Authorities in Seychelles have joined forces with experts from the Food and Agricultural Organisation (FAO) to draft an antimicrobial resistance action plan for the island nation.
This is being done through a five-day workshop being held at Eden Blue Hotel on the main island of Mahe where representatives will evaluate Seychelles’ current action plan and assess its surveillance of antimicrobial resistance.
Antimicrobials include antibiotics and antivirals among others used to treat diseases in humans, animals and plants.
However, the misuse of these drugs could result in other micro-organisms that can become resistant to them and threaten not only people’s health but also food safety and security.
“This workshop is one that is very important to us as we are focusing on our people’s capacity to deal with the issues as well as evaluating the national surveillance system we have in place,” the Minister for Agriculture, Flavien Joubert, said at the opening of the workshop on Monday.
Health professionals and representatives from the local department of agriculture are receiving assistance from experts of FAO to ensure that Seychelles’ action plan covers all bases.
“We know that this is a problem in the health system as well as one in livestock production, as we know there is a connection between animals in the wild and those on farms,” said Joubert.
The Seychelles draft national action plan on antimicrobial resistance, which was developed in 2017 and validated in 2018, was used during the workshop.
“The country is reviewing the draft with FAO today, which is a good thing as there are new elements that have been included,” said an independent Seychellois veterinarian, Dr Jimmy Melanie.
“This will ensure that we have an action plan that is more up to date with developments in the field.
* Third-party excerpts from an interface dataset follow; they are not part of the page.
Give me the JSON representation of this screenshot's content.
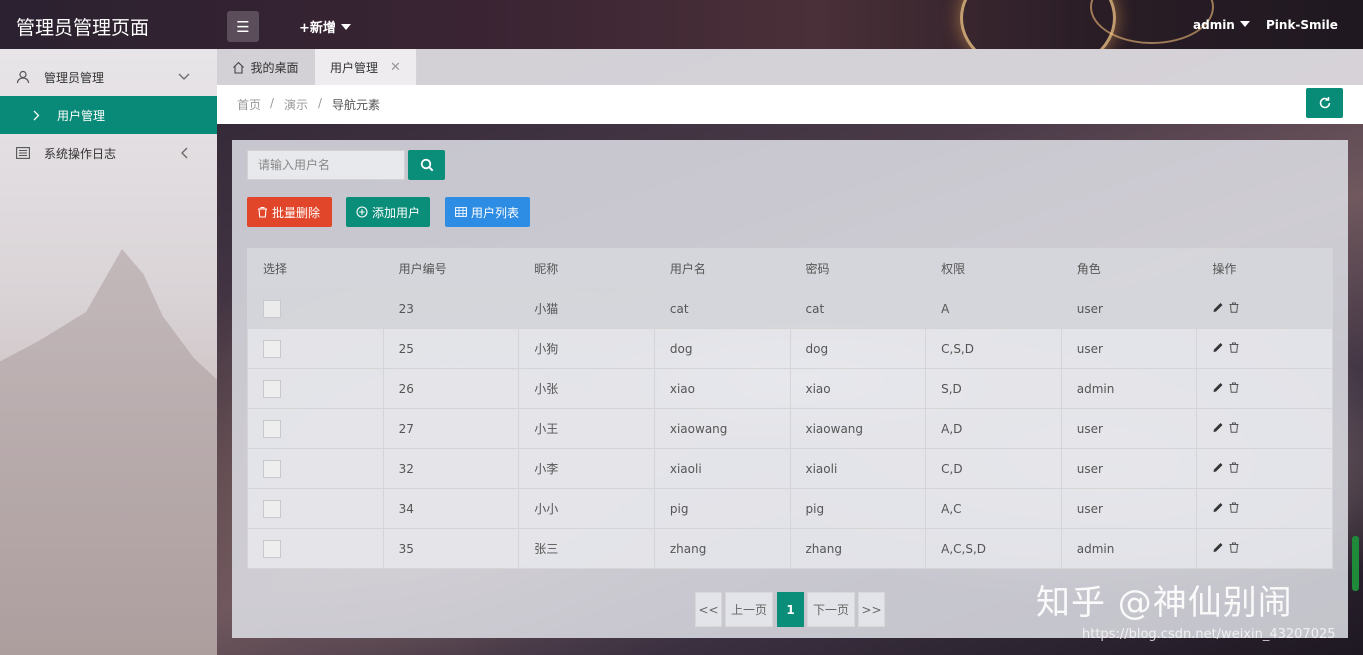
{
  "header": {
    "title": "管理员管理页面",
    "new_label": "+新增",
    "user_menu": "admin",
    "user_name": "Pink-Smile"
  },
  "sidebar": {
    "items": [
      {
        "label": "管理员管理",
        "icon": "user-icon",
        "expanded": true
      },
      {
        "label": "系统操作日志",
        "icon": "list-icon",
        "expanded": false
      }
    ],
    "sub_items": [
      {
        "label": "用户管理",
        "active": true
      }
    ]
  },
  "tabs": [
    {
      "label": "我的桌面",
      "icon": "home-icon"
    },
    {
      "label": "用户管理",
      "closable": true
    }
  ],
  "breadcrumb": [
    "首页",
    "演示",
    "导航元素"
  ],
  "search": {
    "placeholder": "请输入用户名",
    "value": ""
  },
  "actions": {
    "batch_delete": "批量删除",
    "add_user": "添加用户",
    "user_list": "用户列表"
  },
  "table": {
    "headers": [
      "选择",
      "用户编号",
      "昵称",
      "用户名",
      "密码",
      "权限",
      "角色",
      "操作"
    ],
    "rows": [
      {
        "id": "23",
        "nickname": "小猫",
        "username": "cat",
        "password": "cat",
        "perm": "A",
        "role": "user"
      },
      {
        "id": "25",
        "nickname": "小狗",
        "username": "dog",
        "password": "dog",
        "perm": "C,S,D",
        "role": "user"
      },
      {
        "id": "26",
        "nickname": "小张",
        "username": "xiao",
        "password": "xiao",
        "perm": "S,D",
        "role": "admin"
      },
      {
        "id": "27",
        "nickname": "小王",
        "username": "xiaowang",
        "password": "xiaowang",
        "perm": "A,D",
        "role": "user"
      },
      {
        "id": "32",
        "nickname": "小李",
        "username": "xiaoli",
        "password": "xiaoli",
        "perm": "C,D",
        "role": "user"
      },
      {
        "id": "34",
        "nickname": "小小",
        "username": "pig",
        "password": "pig",
        "perm": "A,C",
        "role": "user"
      },
      {
        "id": "35",
        "nickname": "张三",
        "username": "zhang",
        "password": "zhang",
        "perm": "A,C,S,D",
        "role": "admin"
      }
    ]
  },
  "pagination": {
    "first": "<<",
    "prev": "上一页",
    "current": "1",
    "next": "下一页",
    "last": ">>"
  },
  "watermark": {
    "text": "知乎 @神仙别闹",
    "url": "https://blog.csdn.net/weixin_43207025"
  },
  "colors": {
    "primary": "#098977",
    "danger": "#e1462a",
    "info": "#2d8ce3"
  }
}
This will especially apply in the field of surveillance, control and resistance and at the same time we will learn how to report on the issue,” he added.
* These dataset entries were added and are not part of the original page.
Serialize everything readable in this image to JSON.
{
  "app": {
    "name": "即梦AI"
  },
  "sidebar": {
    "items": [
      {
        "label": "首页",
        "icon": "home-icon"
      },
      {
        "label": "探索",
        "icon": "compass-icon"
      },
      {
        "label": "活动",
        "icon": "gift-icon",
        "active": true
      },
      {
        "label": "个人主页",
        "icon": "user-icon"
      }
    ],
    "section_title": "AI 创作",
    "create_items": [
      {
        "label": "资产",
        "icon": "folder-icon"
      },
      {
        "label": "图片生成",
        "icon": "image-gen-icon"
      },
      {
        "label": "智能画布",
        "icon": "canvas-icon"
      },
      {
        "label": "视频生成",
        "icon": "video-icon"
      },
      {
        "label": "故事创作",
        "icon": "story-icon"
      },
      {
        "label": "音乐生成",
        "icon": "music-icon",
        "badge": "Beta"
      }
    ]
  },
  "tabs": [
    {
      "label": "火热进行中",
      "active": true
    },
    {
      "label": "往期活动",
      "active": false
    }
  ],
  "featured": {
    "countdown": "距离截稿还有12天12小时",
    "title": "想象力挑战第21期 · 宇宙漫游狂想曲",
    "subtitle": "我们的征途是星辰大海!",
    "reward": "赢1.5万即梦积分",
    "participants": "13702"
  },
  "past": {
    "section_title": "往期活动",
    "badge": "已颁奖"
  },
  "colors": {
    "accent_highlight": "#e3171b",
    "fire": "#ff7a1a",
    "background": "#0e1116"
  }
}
Melanie explained that “in the previous draft there were already things that were being implemented especially in the public health lab, now with the new one we will also include animal tests.”
Despite having drafted an action plan, Seychelles had not really started the surveillance that it will undertake with the new action plan.
The workshop aims to re-emphasise the national plan on the surveillance of the various microbes that exist in the environment and the treatments used to control them.
In order to ensure that it is comprehensive, the representatives will use tools provided by the FAO to map and assess the laboratory capacity to analyse and detect antimicrobials in the food and agricultural sectors, how the data collected is analysed as well as find ways to further improve the system put in place.
Melanie said that the draft is not one that stands alone and that “it is under the one health umbrella, once we have a one health committee established we will go ahead with the programme.”
Once the review is completed, Seychelles will have an action plan that it may use for the coming three to five years and work to achieve the world goal of health and prosperity through sustainable means.

Source: Seychelles News Agency